── Extracted entries

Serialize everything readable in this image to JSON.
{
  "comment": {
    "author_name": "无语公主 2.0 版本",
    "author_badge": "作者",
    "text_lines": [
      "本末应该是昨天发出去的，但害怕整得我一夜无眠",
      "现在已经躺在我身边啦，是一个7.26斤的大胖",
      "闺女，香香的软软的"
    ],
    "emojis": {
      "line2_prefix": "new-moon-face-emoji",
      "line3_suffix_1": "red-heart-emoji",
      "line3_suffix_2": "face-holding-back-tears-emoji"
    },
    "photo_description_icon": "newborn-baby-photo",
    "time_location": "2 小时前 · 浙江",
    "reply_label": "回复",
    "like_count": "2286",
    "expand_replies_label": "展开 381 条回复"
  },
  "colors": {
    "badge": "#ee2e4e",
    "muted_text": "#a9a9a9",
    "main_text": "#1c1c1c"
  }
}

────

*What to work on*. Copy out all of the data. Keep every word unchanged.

*Output of the exercise*.
Serialize everything readable in this image to JSON.
{
  "comment": {
    "author_name": "无语公主 2.0 版本",
    "author_badge": "作者",
    "text_lines": [
      "本末应该是昨天发出去的，但害怕整得我一夜无眠",
      "现在已经躺在我身边啦，是一个7.26斤的大胖",
      "闺女，香香的软软的"
    ],
    "emojis": {
      "line2_prefix": "new-moon-face-emoji",
      "line3_suffix_1": "red-heart-emoji",
      "line3_suffix_2": "face-holding-back-tears-emoji"
    },
    "photo_description_icon": "newborn-baby-photo",
    "time_location": "2 小时前 · 浙江",
    "reply_label": "回复",
    "like_count": "2286",
    "expand_replies_label": "展开 381 条回复"
  },
  "colors": {
    "badge": "#ee2e4e",
    "muted_text": "#a9a9a9",
    "main_text": "#1c1c1c"
  }
}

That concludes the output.